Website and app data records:
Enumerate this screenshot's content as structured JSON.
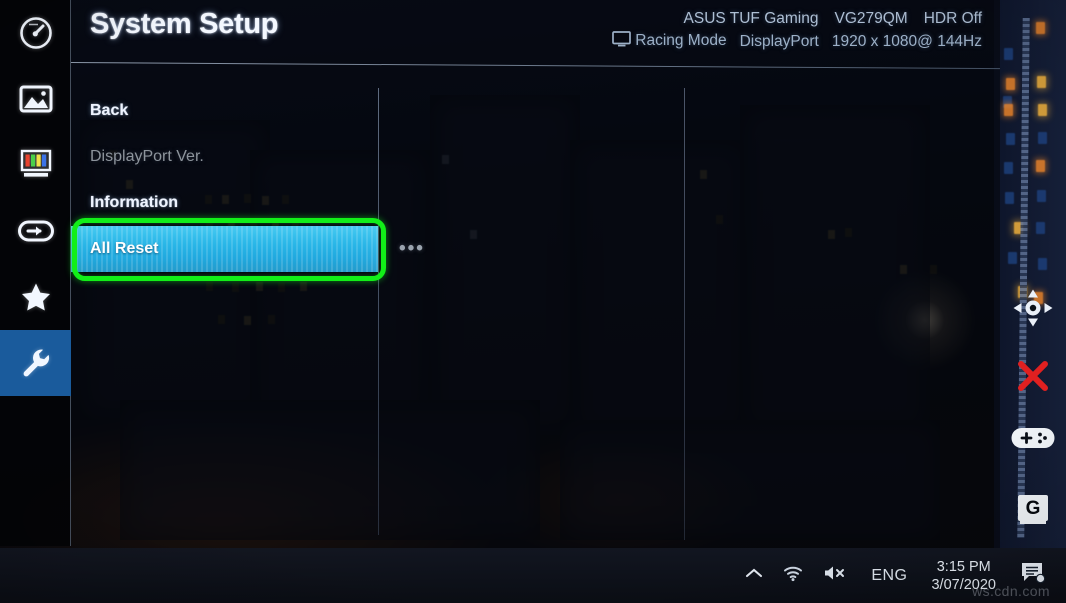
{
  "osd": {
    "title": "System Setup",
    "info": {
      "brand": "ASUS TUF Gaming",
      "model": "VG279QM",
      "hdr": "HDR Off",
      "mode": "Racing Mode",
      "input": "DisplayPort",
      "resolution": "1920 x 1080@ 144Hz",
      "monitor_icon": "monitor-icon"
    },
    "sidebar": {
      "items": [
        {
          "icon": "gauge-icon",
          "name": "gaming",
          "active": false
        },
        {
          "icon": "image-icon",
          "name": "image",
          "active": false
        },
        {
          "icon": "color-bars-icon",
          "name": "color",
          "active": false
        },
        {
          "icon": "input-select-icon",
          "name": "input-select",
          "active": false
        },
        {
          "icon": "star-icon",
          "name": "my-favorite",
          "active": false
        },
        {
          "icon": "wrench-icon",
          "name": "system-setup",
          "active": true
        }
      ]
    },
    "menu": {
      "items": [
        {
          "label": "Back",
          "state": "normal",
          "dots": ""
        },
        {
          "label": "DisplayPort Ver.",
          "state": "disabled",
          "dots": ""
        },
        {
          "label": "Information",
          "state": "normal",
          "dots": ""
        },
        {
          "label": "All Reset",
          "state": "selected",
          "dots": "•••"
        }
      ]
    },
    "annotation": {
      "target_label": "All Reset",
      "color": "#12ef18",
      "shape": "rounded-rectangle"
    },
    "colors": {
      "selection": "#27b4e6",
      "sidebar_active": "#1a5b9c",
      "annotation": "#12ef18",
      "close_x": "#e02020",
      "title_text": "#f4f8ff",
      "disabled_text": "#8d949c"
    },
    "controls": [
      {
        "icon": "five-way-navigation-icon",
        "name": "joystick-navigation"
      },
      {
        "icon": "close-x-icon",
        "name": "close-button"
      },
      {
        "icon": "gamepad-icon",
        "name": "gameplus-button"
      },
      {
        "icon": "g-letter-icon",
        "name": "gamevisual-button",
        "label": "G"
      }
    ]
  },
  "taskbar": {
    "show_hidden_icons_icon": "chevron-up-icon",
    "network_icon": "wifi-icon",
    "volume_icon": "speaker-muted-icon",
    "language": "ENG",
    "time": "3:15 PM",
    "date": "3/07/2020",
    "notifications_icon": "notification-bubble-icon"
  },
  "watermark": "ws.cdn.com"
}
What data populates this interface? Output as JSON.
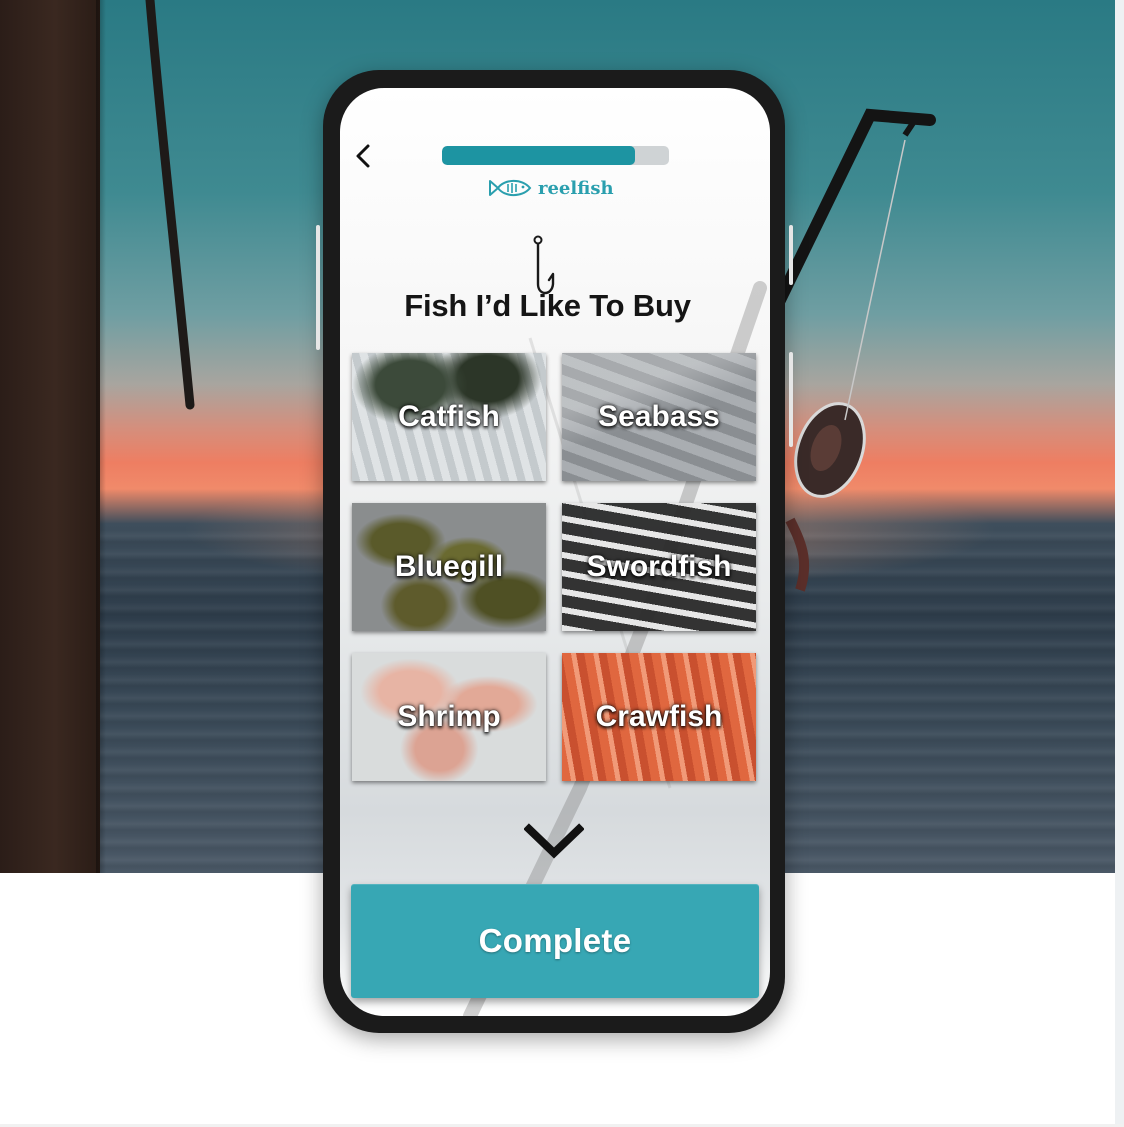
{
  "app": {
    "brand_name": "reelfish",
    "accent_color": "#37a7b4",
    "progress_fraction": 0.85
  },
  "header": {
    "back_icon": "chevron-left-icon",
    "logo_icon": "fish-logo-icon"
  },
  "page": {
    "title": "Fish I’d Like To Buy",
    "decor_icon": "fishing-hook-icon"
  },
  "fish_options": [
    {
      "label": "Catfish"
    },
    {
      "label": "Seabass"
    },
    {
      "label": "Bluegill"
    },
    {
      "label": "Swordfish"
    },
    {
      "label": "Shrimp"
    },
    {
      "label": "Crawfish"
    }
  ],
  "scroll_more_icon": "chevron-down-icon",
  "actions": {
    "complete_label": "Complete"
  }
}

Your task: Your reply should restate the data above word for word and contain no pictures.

Your response:
Enumerate this screenshot's content as structured JSON.
{
  "osd": {
    "title": "System Setup",
    "info": {
      "brand": "ASUS TUF Gaming",
      "model": "VG279QM",
      "hdr": "HDR Off",
      "mode": "Racing Mode",
      "input": "DisplayPort",
      "resolution": "1920 x 1080@ 144Hz",
      "monitor_icon": "monitor-icon"
    },
    "sidebar": {
      "items": [
        {
          "icon": "gauge-icon",
          "name": "gaming",
          "active": false
        },
        {
          "icon": "image-icon",
          "name": "image",
          "active": false
        },
        {
          "icon": "color-bars-icon",
          "name": "color",
          "active": false
        },
        {
          "icon": "input-select-icon",
          "name": "input-select",
          "active": false
        },
        {
          "icon": "star-icon",
          "name": "my-favorite",
          "active": false
        },
        {
          "icon": "wrench-icon",
          "name": "system-setup",
          "active": true
        }
      ]
    },
    "menu": {
      "items": [
        {
          "label": "Back",
          "state": "normal",
          "dots": ""
        },
        {
          "label": "DisplayPort Ver.",
          "state": "disabled",
          "dots": ""
        },
        {
          "label": "Information",
          "state": "normal",
          "dots": ""
        },
        {
          "label": "All Reset",
          "state": "selected",
          "dots": "•••"
        }
      ]
    },
    "annotation": {
      "target_label": "All Reset",
      "color": "#12ef18",
      "shape": "rounded-rectangle"
    },
    "colors": {
      "selection": "#27b4e6",
      "sidebar_active": "#1a5b9c",
      "annotation": "#12ef18",
      "close_x": "#e02020",
      "title_text": "#f4f8ff",
      "disabled_text": "#8d949c"
    },
    "controls": [
      {
        "icon": "five-way-navigation-icon",
        "name": "joystick-navigation"
      },
      {
        "icon": "close-x-icon",
        "name": "close-button"
      },
      {
        "icon": "gamepad-icon",
        "name": "gameplus-button"
      },
      {
        "icon": "g-letter-icon",
        "name": "gamevisual-button",
        "label": "G"
      }
    ]
  },
  "taskbar": {
    "show_hidden_icons_icon": "chevron-up-icon",
    "network_icon": "wifi-icon",
    "volume_icon": "speaker-muted-icon",
    "language": "ENG",
    "time": "3:15 PM",
    "date": "3/07/2020",
    "notifications_icon": "notification-bubble-icon"
  },
  "watermark": "ws.cdn.com"
}
What data populates this interface? Output as JSON.
{
  "app": {
    "brand_name": "reelfish",
    "accent_color": "#37a7b4",
    "progress_fraction": 0.85
  },
  "header": {
    "back_icon": "chevron-left-icon",
    "logo_icon": "fish-logo-icon"
  },
  "page": {
    "title": "Fish I’d Like To Buy",
    "decor_icon": "fishing-hook-icon"
  },
  "fish_options": [
    {
      "label": "Catfish"
    },
    {
      "label": "Seabass"
    },
    {
      "label": "Bluegill"
    },
    {
      "label": "Swordfish"
    },
    {
      "label": "Shrimp"
    },
    {
      "label": "Crawfish"
    }
  ],
  "scroll_more_icon": "chevron-down-icon",
  "actions": {
    "complete_label": "Complete"
  }
}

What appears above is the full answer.